Rural communities involved in the Partnership for Reviving Routine Immunization in Northern Nigeria/Maternal, Newborn and Child Health programme (PRRINN-MNCH) were mobilised to increase the access of socially and physically isolated families to community-based emergency transport schemes (ETS). These schemes comprised one component of a comprehensive community-based approach supported by the programme.
In the PRRINN-MNCH rural intervention sites, pregnant women suffering from maternal complications were often a long way from the nearest health facility, and a lack of affordable transport was a problem in all areas. Quite a few communities were home to commercial car drivers, many of whom were members of the National Union of Road Transport Workers (NURTW). In areas without a resident driver, there was usually one living in a neighbouring community. It therefore made sense to base an ETS on a resource that was already in place.
Working in partnership with the union, PRRINN-MNCH trained rural drivers to run the ETS on a voluntary basis. The drivers were sensitised about maternal health problems affecting the community, and received comprehensive training on their role within the scheme. An important part of the training involved increasing the drivers’ awareness of the need to extend the reach of the ETS to socially and physically excluded families. Inspired by the fact that they could make a difference, the drivers committed to being available ’24/7′, to keep the cost of transport as low as possible, and to work closely with other community volunteers, who notified them about vulnerable and hard to reach women.
ETS drivers in Katsina, Yobe and Zamfara assisted approximately 20,000 women between December 2009 and September 2013. After almost three years of implementation, communities realised that the ETS was for the entire community. As one rural resident in Zamfara said:
“Everyone gets the ETS services regardless of any factor”.
Drivers in each of the states were able to share stories of how they had helped vulnerable clients. One community in Yobe commented how the wife of a temporary migrant who lacked a social support network in the local community was supported by the ETS when she suffered a maternal complication. Community members in Yobe also described the efforts that had been made to assist women from neighbouring Fulani communities, an ethnic group that has traditionally been marginalised from communal life:
“Last year, one Fulani man and his wife came here to stay during the dry season and if not because of the group the woman would have died…The problem was prolonged labour. The family were poor with no relatives in the community. The fact that they could not pay for transport or medical bills was known to all in the community. The community volunteers supported the family. The family were assisted with funds from the community savings and an ETS driver transported the woman to the health facility.”
Efforts to mainstream a focus on social inclusion within the community-based activities supported by PRRINN-MNCH helped to shift community attitudes about the extent and nature of vulnerability and social exclusion and how these issues could be addressed.

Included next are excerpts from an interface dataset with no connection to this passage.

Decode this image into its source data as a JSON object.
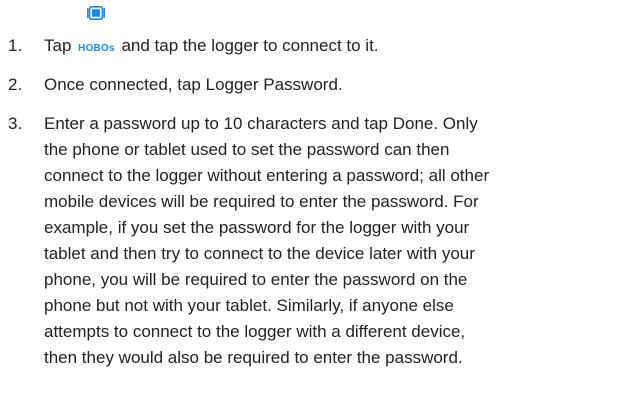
{
  "steps": [
    {
      "number": "1.",
      "before": "Tap",
      "button_label": "HOBOs",
      "button_icon": "logger-device-icon",
      "after": "and tap the logger to connect to it."
    },
    {
      "number": "2.",
      "lines": [
        "Once connected, tap Logger Password."
      ]
    },
    {
      "number": "3.",
      "lines": [
        "Enter a password up to 10 characters and tap Done. Only",
        "the phone or tablet used to set the password can then",
        "connect to the logger without entering a password; all other",
        "mobile devices will be required to enter the password. For",
        "example, if you set the password for the logger with your",
        "tablet and then try to connect to the device later with your",
        "phone, you will be required to enter the password on the",
        "phone but not with your tablet. Similarly, if anyone else",
        "attempts to connect to the logger with a different device,",
        "then they would also be required to enter the password."
      ]
    }
  ],
  "colors": {
    "text": "#222222",
    "accent": "#1e88e5"
  }
}
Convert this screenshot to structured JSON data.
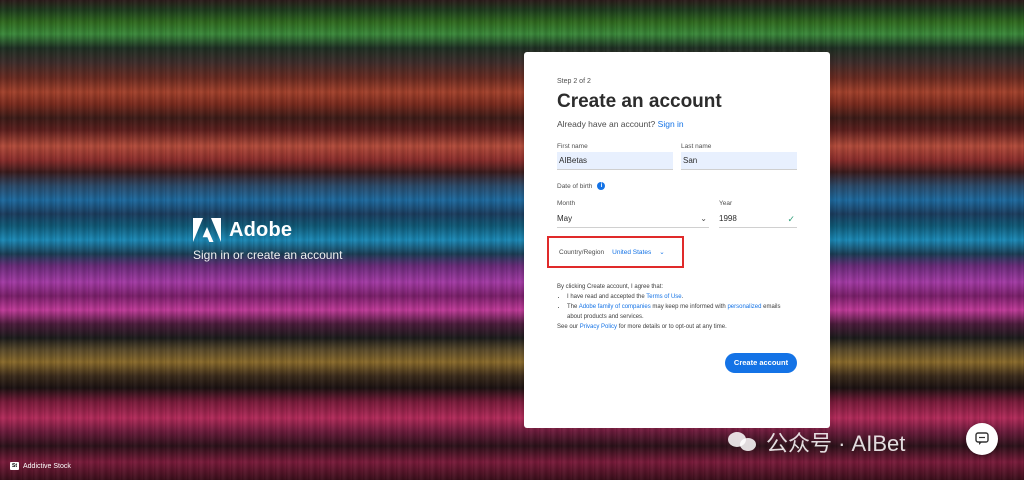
{
  "brand": {
    "name": "Adobe",
    "tagline": "Sign in or create an account"
  },
  "form": {
    "step": "Step 2 of 2",
    "title": "Create an account",
    "have_account": "Already have an account?",
    "sign_in": "Sign in",
    "first_name_label": "First name",
    "first_name_value": "AIBetas",
    "last_name_label": "Last name",
    "last_name_value": "San",
    "dob_label": "Date of birth",
    "month_label": "Month",
    "month_value": "May",
    "year_label": "Year",
    "year_value": "1998",
    "country_label": "Country/Region",
    "country_value": "United States",
    "legal_intro": "By clicking Create account, I agree that:",
    "legal_1a": "I have read and accepted the",
    "terms_link": "Terms of Use",
    "legal_2a": "The",
    "family_link": "Adobe family of companies",
    "legal_2b": "may keep me informed with",
    "personalized_link": "personalized",
    "legal_2c": "emails about products and services.",
    "legal_3a": "See our",
    "privacy_link": "Privacy Policy",
    "legal_3b": "for more details or to opt-out at any time.",
    "submit": "Create account"
  },
  "credit": {
    "badge": "St",
    "text": "Addictive Stock"
  },
  "watermark": {
    "text": "公众号 · AIBet"
  },
  "colors": {
    "accent": "#1473e6",
    "highlight": "#e02a2a",
    "autofill": "#e8f0fe"
  }
}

In rural northern Nigeria where mortality and morbidity are clustered among a minority of women, such efforts to reach the most vulnerable are crucial to achieving Millennium Development Goal targets.